The use of industrial robots in factories around the world is accelerating at a high rate, with nearly double the number five years ago, according to new figures from the International Federation of Robotics (IFR).
According to the 2021 World Robot Report, 126 robots per 10,000 employees is the new average of global robot density in the manufacturing industries, this has increased from 66 units in 2015.
“Robot density is the barometer to track the degree of automation adoption in the manufacturing industry around the world,” said Milton Guerry, president of the International Federation of Robotics.

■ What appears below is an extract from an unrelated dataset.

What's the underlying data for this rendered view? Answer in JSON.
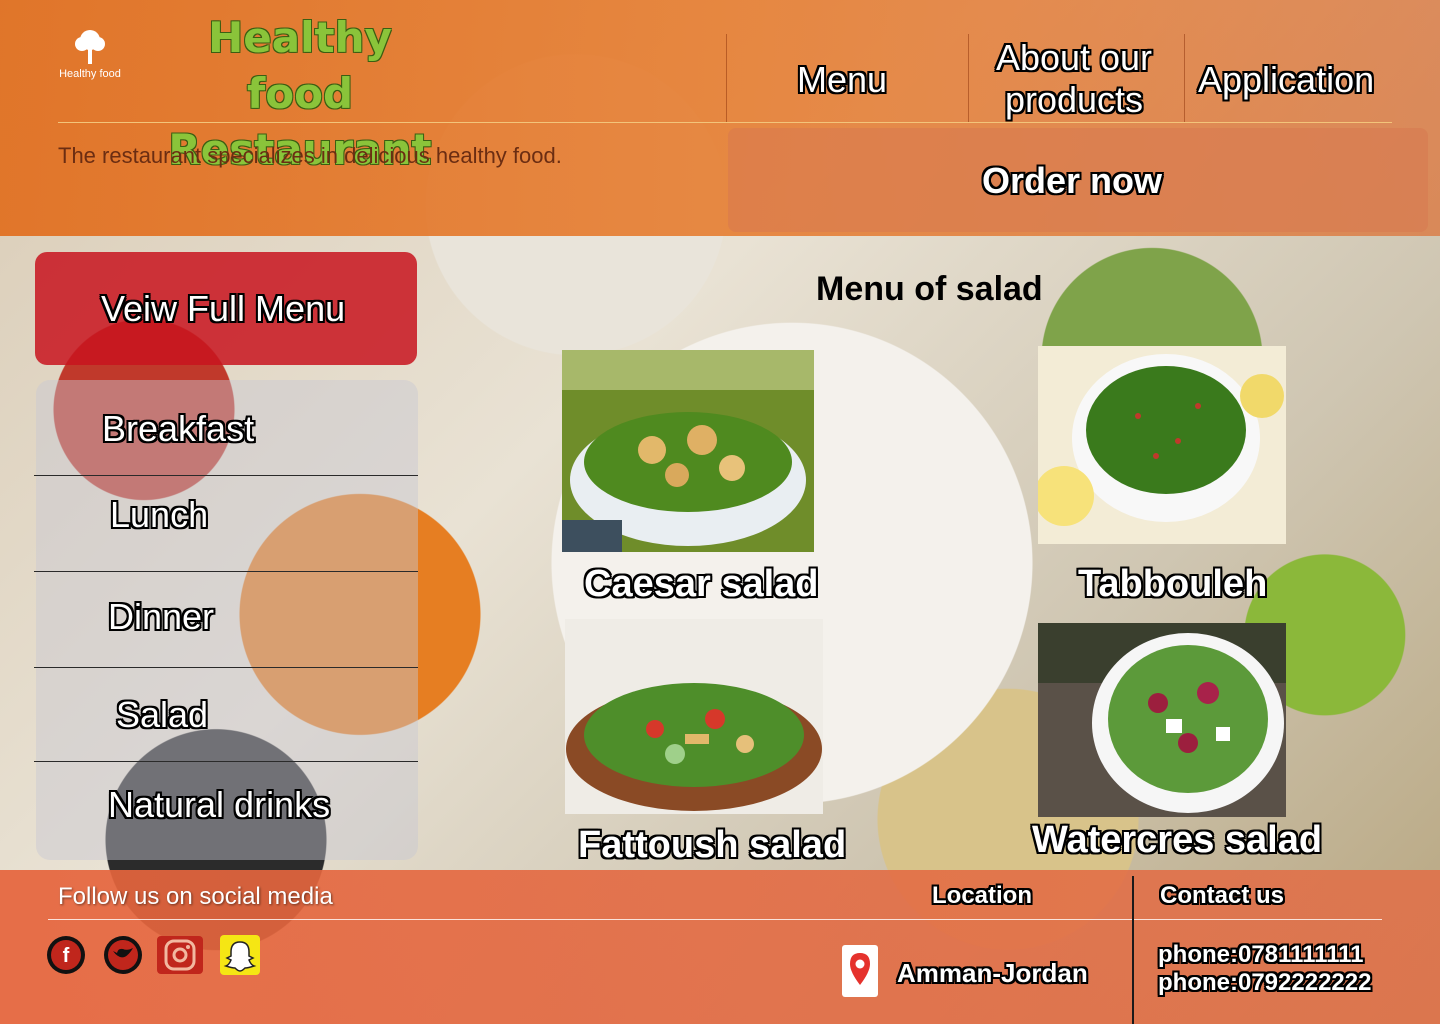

While the UK’s industrial robot density increased from 71 in 2015 to 101 in 2020, representing a growth rate of 77% over the five years, it is below the global average. It puts the UK in 24th position in the global league of robot densities.
The report suggested the exodus of foreign labour after Brexit increased the demand for robots in 2020. This situation is expected to continue in near future, the modernisation of the UK manufacturing industry will also be boosted by tax incentives, the “super-deduction”. From April 2021 until March 2023, companies can claim 130% of capital allowances as a tax relief for plant and machinery investments.
By regions, the average robot density in Asia/Australia is 134 units, in Europe 123 units and in the Americas 111 units. The IFR’s top five most automated countries in the world are South Korea, Singapore, Japan, Germany, and Sweden.
Furthermore, the report added the development of robot density in China is the most dynamic worldwide. It suggested this was due to the growth of robot installations, the density rate rose from 49 units in 2015 to 246 units in 2020. Today, China’s robot density ranks ninth globally compared to 25th five years ago.
The report found that Europe’s most automated country is Germany – ranking fourth worldwide with 371 units. The annual supply had a share of 33% of total robot sales in Europe 2020 – 38% of Europe’s operational stock is in Germany. The German robotics industry is recovering, mainly driven by strong overseas business rather than by the domestic or European market, the report said. Robot demand in Germany is expected to grow slowly, mainly supported by demand for low-cost robots in the general industries and outside traditional manufacturing.